**PROBLEM DETAILS**: Please write out the data below once more, exactly as it stands.

----------

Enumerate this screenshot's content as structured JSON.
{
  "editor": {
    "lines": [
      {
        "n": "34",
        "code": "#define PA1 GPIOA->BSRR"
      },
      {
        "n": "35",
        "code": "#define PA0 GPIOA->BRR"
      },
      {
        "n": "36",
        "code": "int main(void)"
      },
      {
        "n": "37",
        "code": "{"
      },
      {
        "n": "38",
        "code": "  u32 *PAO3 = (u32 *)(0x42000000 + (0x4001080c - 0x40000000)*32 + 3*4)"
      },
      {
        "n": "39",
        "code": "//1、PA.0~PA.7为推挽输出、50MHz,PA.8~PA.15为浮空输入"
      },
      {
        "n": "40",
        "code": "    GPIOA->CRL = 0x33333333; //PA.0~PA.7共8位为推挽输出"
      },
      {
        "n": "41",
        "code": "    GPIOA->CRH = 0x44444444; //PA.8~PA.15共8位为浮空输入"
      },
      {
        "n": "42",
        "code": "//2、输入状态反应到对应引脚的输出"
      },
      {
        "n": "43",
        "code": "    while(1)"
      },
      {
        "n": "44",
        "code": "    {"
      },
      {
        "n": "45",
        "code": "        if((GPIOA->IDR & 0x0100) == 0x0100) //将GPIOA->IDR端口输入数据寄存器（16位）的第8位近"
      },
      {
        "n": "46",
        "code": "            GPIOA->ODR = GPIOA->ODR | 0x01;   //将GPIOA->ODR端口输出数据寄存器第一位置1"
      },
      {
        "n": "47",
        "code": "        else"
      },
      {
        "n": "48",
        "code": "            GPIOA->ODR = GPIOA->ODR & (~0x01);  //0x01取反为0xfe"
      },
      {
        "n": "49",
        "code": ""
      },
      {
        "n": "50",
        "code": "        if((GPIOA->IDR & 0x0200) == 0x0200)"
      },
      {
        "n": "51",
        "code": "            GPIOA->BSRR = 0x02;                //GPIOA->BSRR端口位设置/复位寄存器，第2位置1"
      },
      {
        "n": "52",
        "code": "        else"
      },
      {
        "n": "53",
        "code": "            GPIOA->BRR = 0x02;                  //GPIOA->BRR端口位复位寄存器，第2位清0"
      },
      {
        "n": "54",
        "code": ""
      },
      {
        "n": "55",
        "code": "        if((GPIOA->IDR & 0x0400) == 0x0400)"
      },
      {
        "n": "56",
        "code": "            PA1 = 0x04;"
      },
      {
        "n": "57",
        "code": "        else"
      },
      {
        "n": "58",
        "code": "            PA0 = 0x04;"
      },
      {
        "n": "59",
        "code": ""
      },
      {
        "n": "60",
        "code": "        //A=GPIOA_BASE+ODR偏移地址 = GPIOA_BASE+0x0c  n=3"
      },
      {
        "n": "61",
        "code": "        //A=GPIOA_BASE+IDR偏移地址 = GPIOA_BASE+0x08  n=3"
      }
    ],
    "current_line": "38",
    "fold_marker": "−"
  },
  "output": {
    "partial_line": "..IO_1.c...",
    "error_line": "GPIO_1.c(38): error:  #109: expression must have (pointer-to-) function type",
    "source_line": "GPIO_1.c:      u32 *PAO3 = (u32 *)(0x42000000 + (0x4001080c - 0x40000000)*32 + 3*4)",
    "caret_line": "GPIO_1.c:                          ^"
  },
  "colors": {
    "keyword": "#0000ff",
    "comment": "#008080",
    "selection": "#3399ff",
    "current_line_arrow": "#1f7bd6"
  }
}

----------

**REPLY**:
Enumerate this screenshot's content as structured JSON.
{
  "editor": {
    "lines": [
      {
        "n": "34",
        "code": "#define PA1 GPIOA->BSRR"
      },
      {
        "n": "35",
        "code": "#define PA0 GPIOA->BRR"
      },
      {
        "n": "36",
        "code": "int main(void)"
      },
      {
        "n": "37",
        "code": "{"
      },
      {
        "n": "38",
        "code": "  u32 *PAO3 = (u32 *)(0x42000000 + (0x4001080c - 0x40000000)*32 + 3*4)"
      },
      {
        "n": "39",
        "code": "//1、PA.0~PA.7为推挽输出、50MHz,PA.8~PA.15为浮空输入"
      },
      {
        "n": "40",
        "code": "    GPIOA->CRL = 0x33333333; //PA.0~PA.7共8位为推挽输出"
      },
      {
        "n": "41",
        "code": "    GPIOA->CRH = 0x44444444; //PA.8~PA.15共8位为浮空输入"
      },
      {
        "n": "42",
        "code": "//2、输入状态反应到对应引脚的输出"
      },
      {
        "n": "43",
        "code": "    while(1)"
      },
      {
        "n": "44",
        "code": "    {"
      },
      {
        "n": "45",
        "code": "        if((GPIOA->IDR & 0x0100) == 0x0100) //将GPIOA->IDR端口输入数据寄存器（16位）的第8位近"
      },
      {
        "n": "46",
        "code": "            GPIOA->ODR = GPIOA->ODR | 0x01;   //将GPIOA->ODR端口输出数据寄存器第一位置1"
      },
      {
        "n": "47",
        "code": "        else"
      },
      {
        "n": "48",
        "code": "            GPIOA->ODR = GPIOA->ODR & (~0x01);  //0x01取反为0xfe"
      },
      {
        "n": "49",
        "code": ""
      },
      {
        "n": "50",
        "code": "        if((GPIOA->IDR & 0x0200) == 0x0200)"
      },
      {
        "n": "51",
        "code": "            GPIOA->BSRR = 0x02;                //GPIOA->BSRR端口位设置/复位寄存器，第2位置1"
      },
      {
        "n": "52",
        "code": "        else"
      },
      {
        "n": "53",
        "code": "            GPIOA->BRR = 0x02;                  //GPIOA->BRR端口位复位寄存器，第2位清0"
      },
      {
        "n": "54",
        "code": ""
      },
      {
        "n": "55",
        "code": "        if((GPIOA->IDR & 0x0400) == 0x0400)"
      },
      {
        "n": "56",
        "code": "            PA1 = 0x04;"
      },
      {
        "n": "57",
        "code": "        else"
      },
      {
        "n": "58",
        "code": "            PA0 = 0x04;"
      },
      {
        "n": "59",
        "code": ""
      },
      {
        "n": "60",
        "code": "        //A=GPIOA_BASE+ODR偏移地址 = GPIOA_BASE+0x0c  n=3"
      },
      {
        "n": "61",
        "code": "        //A=GPIOA_BASE+IDR偏移地址 = GPIOA_BASE+0x08  n=3"
      }
    ],
    "current_line": "38",
    "fold_marker": "−"
  },
  "output": {
    "partial_line": "..IO_1.c...",
    "error_line": "GPIO_1.c(38): error:  #109: expression must have (pointer-to-) function type",
    "source_line": "GPIO_1.c:      u32 *PAO3 = (u32 *)(0x42000000 + (0x4001080c - 0x40000000)*32 + 3*4)",
    "caret_line": "GPIO_1.c:                          ^"
  },
  "colors": {
    "keyword": "#0000ff",
    "comment": "#008080",
    "selection": "#3399ff",
    "current_line_arrow": "#1f7bd6"
  }
}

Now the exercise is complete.